The only thriving Chinatown in the country is bustling with political activity, probably for the first time in its history, with graffiti of political leaders making a debut on the walls of the township, otherwise known for its signature eateries.
According to a political analyst, Bengal has always had a Chinese connection as the Left leaders in the state often swore by the communist regime in the neighbouring country, lauding its policies.
The people of Chinatown, however, have largely stayed away from the hustle and bustle of election. This time around, the scenario has changed.
Kolkata's Chinese connect has taken a new form and shape, with people in this part of the city coming out in support of the Trinamool Congress (TMC), painting the township blue and white (the colours of the ruling party) with political slogans in Mandarin.
One can easily spot sketches of Chief Minister Mamata Banerjee and the party's candidate from South Kolkata seat, Mala Roy, adorning the whitewashed walls of the Chinatown with 'Vote for Trinamool Congress' written in the Chinese language beside the drawings.
A graffiti featuring Modi in his 'chowkidaar' avatar, while another with Vijay Mallya and Nirav Modi on a Kingfisher airline plane, have also occupied space on the fences.
Roy, who is the chairperson of Kolkata Municipal Corporation (KMC), claimed that many in the town are loyal supporters of the TMC.
She claimed that the residents have taken it upon themselves to campaign for the party, without any prodding from the leaders.
"Of the 5,000 Chinese people residing in the town, 2,000 are eligible voters. We work with them throughout the year," the TMC candidate asserted.
Translating the Mandarin slogans for PTI, KMC councillor Faiz Ahmed Khan said the town residents have urged people to support TMC and vote for Mala Roy. Vincent Lee, a Chinese-origin man born and raised in the city, said that this was the first time he came across a political graffiti in the settlement.
Lee (55), who runs a shoe shop at Bentinck Street in the central part of Kolkata, said, "This is unique, many of us are voters, but never have I seen a political graffiti in Mandarin in the town."
Franchis Hing, another Indian of Chinese ancestry, said he and his family are involved in the tannery business and have never had anything to do with local politics.
He, however, acknowledged that the town has never seen its people openly supporting a political party.
The Chinese-origin people in the city, whose ancestors moved here in the 18th century, are mostly involved in manufacture and trade of leather goods or running Chinese restaurants.

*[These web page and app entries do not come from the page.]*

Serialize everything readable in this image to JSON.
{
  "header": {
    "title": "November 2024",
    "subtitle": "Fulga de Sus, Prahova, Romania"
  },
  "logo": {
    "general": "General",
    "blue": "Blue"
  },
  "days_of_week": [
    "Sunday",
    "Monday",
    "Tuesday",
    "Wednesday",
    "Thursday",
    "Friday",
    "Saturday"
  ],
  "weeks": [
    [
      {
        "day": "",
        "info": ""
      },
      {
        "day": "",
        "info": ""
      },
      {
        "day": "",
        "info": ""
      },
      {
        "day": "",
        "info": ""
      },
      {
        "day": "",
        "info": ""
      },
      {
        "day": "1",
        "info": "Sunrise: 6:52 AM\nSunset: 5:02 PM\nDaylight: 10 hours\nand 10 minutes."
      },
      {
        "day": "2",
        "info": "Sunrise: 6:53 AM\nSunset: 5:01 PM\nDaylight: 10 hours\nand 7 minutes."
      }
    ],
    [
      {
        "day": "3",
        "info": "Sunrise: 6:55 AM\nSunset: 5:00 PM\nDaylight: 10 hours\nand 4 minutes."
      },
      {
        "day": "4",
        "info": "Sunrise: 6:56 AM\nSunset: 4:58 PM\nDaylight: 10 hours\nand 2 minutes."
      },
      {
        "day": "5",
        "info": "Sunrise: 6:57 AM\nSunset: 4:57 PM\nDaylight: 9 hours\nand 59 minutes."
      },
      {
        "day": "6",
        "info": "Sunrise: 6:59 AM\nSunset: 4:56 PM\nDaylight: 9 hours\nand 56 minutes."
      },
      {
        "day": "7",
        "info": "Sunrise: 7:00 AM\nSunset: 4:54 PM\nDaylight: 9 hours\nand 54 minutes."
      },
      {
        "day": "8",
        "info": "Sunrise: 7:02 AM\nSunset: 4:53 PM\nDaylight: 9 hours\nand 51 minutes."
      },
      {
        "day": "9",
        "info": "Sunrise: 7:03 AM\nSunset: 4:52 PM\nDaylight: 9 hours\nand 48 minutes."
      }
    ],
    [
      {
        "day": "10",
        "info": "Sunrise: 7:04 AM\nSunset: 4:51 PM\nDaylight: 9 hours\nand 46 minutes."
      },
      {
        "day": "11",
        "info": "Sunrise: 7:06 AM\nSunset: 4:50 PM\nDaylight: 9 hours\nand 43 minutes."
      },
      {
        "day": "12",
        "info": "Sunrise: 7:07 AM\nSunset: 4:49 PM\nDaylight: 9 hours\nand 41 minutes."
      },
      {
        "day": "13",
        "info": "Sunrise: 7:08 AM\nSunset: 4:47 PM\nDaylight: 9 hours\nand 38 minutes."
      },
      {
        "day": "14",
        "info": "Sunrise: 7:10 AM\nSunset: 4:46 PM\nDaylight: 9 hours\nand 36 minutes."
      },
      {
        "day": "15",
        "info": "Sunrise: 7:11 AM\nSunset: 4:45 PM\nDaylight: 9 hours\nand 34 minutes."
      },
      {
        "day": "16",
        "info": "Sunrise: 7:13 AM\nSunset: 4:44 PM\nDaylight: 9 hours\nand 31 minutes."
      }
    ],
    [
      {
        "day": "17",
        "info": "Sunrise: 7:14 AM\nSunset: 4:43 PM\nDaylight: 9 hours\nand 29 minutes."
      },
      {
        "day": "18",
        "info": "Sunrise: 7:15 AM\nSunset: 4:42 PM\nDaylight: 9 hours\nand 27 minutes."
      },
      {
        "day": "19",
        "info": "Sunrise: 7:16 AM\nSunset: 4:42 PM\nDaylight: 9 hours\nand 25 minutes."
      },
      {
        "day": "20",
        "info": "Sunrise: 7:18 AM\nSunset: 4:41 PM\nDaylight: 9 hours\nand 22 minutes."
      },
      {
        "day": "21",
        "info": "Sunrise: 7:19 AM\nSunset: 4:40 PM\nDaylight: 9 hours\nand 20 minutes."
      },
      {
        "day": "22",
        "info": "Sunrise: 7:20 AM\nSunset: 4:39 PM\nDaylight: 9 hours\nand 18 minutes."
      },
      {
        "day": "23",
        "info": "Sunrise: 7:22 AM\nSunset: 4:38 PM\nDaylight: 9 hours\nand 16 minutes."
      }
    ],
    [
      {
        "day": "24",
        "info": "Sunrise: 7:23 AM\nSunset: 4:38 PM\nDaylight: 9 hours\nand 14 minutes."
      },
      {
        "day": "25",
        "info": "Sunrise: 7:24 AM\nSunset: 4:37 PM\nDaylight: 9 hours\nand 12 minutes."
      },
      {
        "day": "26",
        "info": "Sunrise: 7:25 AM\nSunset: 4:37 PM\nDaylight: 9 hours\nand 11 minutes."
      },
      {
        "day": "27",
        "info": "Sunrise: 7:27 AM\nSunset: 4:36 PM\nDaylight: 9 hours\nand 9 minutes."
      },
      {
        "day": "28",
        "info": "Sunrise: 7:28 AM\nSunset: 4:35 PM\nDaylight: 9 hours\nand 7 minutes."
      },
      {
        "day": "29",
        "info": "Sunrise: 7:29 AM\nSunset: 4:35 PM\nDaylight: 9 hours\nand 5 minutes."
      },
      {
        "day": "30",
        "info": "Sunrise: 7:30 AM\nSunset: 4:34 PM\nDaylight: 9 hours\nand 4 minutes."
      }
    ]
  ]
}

According to a study, the numbers of Chinese-origin people, which was nearly 20,000 in the city at one point of time, have dwindled over the years with many migrating to countries like Canada, USA and Australia.